"Set during the Christmas season, the plot kicks into gear when when Matt (AJ Bowen) and his wife Karen (Susan Burke) show up unannounced at the home of his estranged brother Steve (Scott Poythress) to celebrate the holidays, but instead they are greeted with a disturbing surprise: Held hostage in Steve’s basement is a man — though not just any man. Steve believes he has captured the human manifestation of the Devil himself. As shock and skepticism turn to fear and paranoia, Matt and Karen find themselves caught in a spiral of terror and doubt. Could this mysterious stranger really be evil incarnate? Or is Steve dangerously unhinged?" - Deadline
Dana Reason, member of our Film consortium, served as the musical arranger for composer Paul Miller (aka DJ Spooky) on "Reconstruction: American After the Civil War" which airs on PBS April 9th and 16th, 2019 at 9pm. The series is hosted by historian Henry Louis Gates Jr..
"The series explores the transformative years following the American Civil War, when the nation struggled to rebuild itself in the face of profound loss, massive destruction, and revolutionary social change. The twelve years that composed the post-war Reconstruction era (1865-77) witnessed a seismic shift in the meaning and make-up of our democracy, with millions of former slaves and free black people seeking out their rightful place as equal citizens under the law." - PBS

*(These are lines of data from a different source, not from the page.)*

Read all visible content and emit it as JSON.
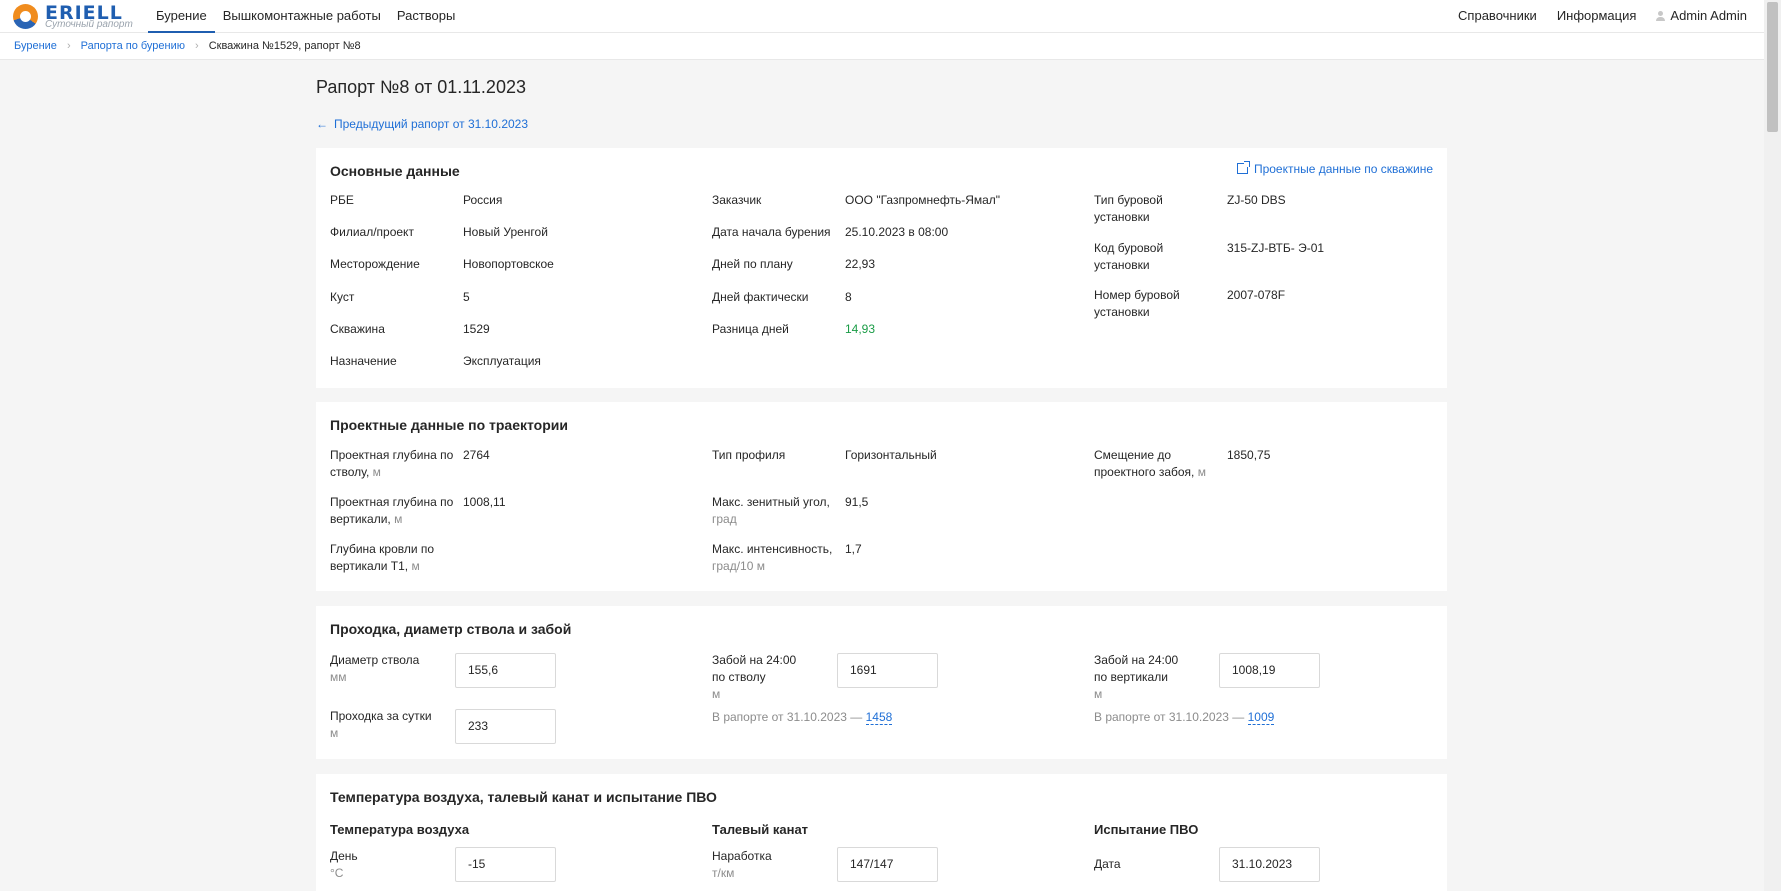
{
  "app": {
    "brand": "ERIELL",
    "subtitle": "Суточный рапорт"
  },
  "nav": {
    "left": [
      "Бурение",
      "Вышкомонтажные работы",
      "Растворы"
    ],
    "right": [
      "Справочники",
      "Информация"
    ],
    "user": "Admin Admin"
  },
  "breadcrumb": [
    "Бурение",
    "Рапорта по бурению",
    "Скважина №1529, рапорт №8"
  ],
  "page": {
    "title": "Рапорт №8 от 01.11.2023",
    "back_link": "Предыдущий рапорт от 31.10.2023"
  },
  "basic": {
    "title": "Основные данные",
    "ext_link": "Проектные данные по скважине",
    "col1": [
      {
        "label": "РБЕ",
        "value": "Россия"
      },
      {
        "label": "Филиал/проект",
        "value": "Новый Уренгой"
      },
      {
        "label": "Месторождение",
        "value": "Новопортовское"
      },
      {
        "label": "Куст",
        "value": "5"
      },
      {
        "label": "Скважина",
        "value": "1529"
      },
      {
        "label": "Назначение",
        "value": "Эксплуатация"
      }
    ],
    "col2": [
      {
        "label": "Заказчик",
        "value": "ООО \"Газпромнефть-Ямал\""
      },
      {
        "label": "Дата начала бурения",
        "value": "25.10.2023 в 08:00"
      },
      {
        "label": "Дней по плану",
        "value": "22,93"
      },
      {
        "label": "Дней фактически",
        "value": "8"
      },
      {
        "label": "Разница дней",
        "value": "14,93"
      }
    ],
    "col3": [
      {
        "label1": "Тип буровой",
        "label2": "установки",
        "value": "ZJ-50 DBS"
      },
      {
        "label1": "Код буровой",
        "label2": "установки",
        "value": "315-ZJ-ВТБ- Э-01"
      },
      {
        "label1": "Номер буровой",
        "label2": "установки",
        "value": "2007-078F"
      }
    ]
  },
  "trajectory": {
    "title": "Проектные данные по траектории",
    "c1": [
      {
        "l1": "Проектная глубина по",
        "l2": "стволу,",
        "unit": "м",
        "value": "2764"
      },
      {
        "l1": "Проектная глубина по",
        "l2": "вертикали,",
        "unit": "м",
        "value": "1008,11"
      },
      {
        "l1": "Глубина кровли по",
        "l2": "вертикали Т1,",
        "unit": "м",
        "value": ""
      }
    ],
    "c2": [
      {
        "l1": "Тип профиля",
        "l2": "",
        "unit": "",
        "value": "Горизонтальный"
      },
      {
        "l1": "Макс. зенитный угол,",
        "l2": "",
        "unit": "град",
        "value": "91,5"
      },
      {
        "l1": "Макс. интенсивность,",
        "l2": "",
        "unit": "град/10 м",
        "value": "1,7"
      }
    ],
    "c3": [
      {
        "l1": "Смещение до",
        "l2": "проектного забоя,",
        "unit": "м",
        "value": "1850,75"
      }
    ]
  },
  "drilling": {
    "title": "Проходка, диаметр ствола и забой",
    "diameter": {
      "label": "Диаметр ствола",
      "unit": "мм",
      "value": "155,6"
    },
    "daily": {
      "label": "Проходка за сутки",
      "unit": "м",
      "value": "233"
    },
    "bottom_md": {
      "l1": "Забой на 24:00",
      "l2": "по стволу",
      "unit": "м",
      "value": "1691",
      "prev_text": "В рапорте от 31.10.2023 —",
      "prev_value": "1458"
    },
    "bottom_tvd": {
      "l1": "Забой на 24:00",
      "l2": "по вертикали",
      "unit": "м",
      "value": "1008,19",
      "prev_text": "В рапорте от 31.10.2023 —",
      "prev_value": "1009"
    }
  },
  "weather": {
    "title": "Температура воздуха, талевый канат и испытание ПВО",
    "air": {
      "heading": "Температура воздуха",
      "label": "День",
      "unit": "°C",
      "value": "-15"
    },
    "rope": {
      "heading": "Талевый канат",
      "label": "Наработка",
      "unit": "т/км",
      "value": "147/147"
    },
    "bop": {
      "heading": "Испытание ПВО",
      "label": "Дата",
      "value": "31.10.2023"
    }
  }
}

Edited by Jonathan Kirshner and OSU's Jon Lewis
In When the Movies Mattered Jonathan Kirshner and Jon Lewis gather a remarkable collection of authors to revisit the unique era in American cinema that was New Hollywood. Ten eminent contributors, some of whom wrote about the New Hollywood movement as it unfolded across the 1960s and 1970s, assess the convergence of film-industry developments and momentous social and political changes that created a new type of commercial film that reflected those revolutionary influences in American life.
Even as New Hollywood first took shape, film industry insiders and commentators alike realized its significance. At the time, Pauline Kael compared the New Hollywood to the “tangled, bitter flowering of American letters in the 1850s” and David Thomson dubbed the era “the decade when movies mattered.” Thomson’s words provide the impetus for this volume in which a cohort of seasoned film critics and scholars who came of age watching the movies of this era reflect upon and reconsider this golden age in American filmmaking.
Jon Lewis is the Distinguished Professor of Film Studies and University Honors College Eminent Professor at Oregon State University and the author of Hard-Boiled Hollywood, and several other books on film.
Jonathan Kirshner is Professor in the Department of Political Science at Boston College and the author of numerous books, including Hollywood’s Last Golden Age.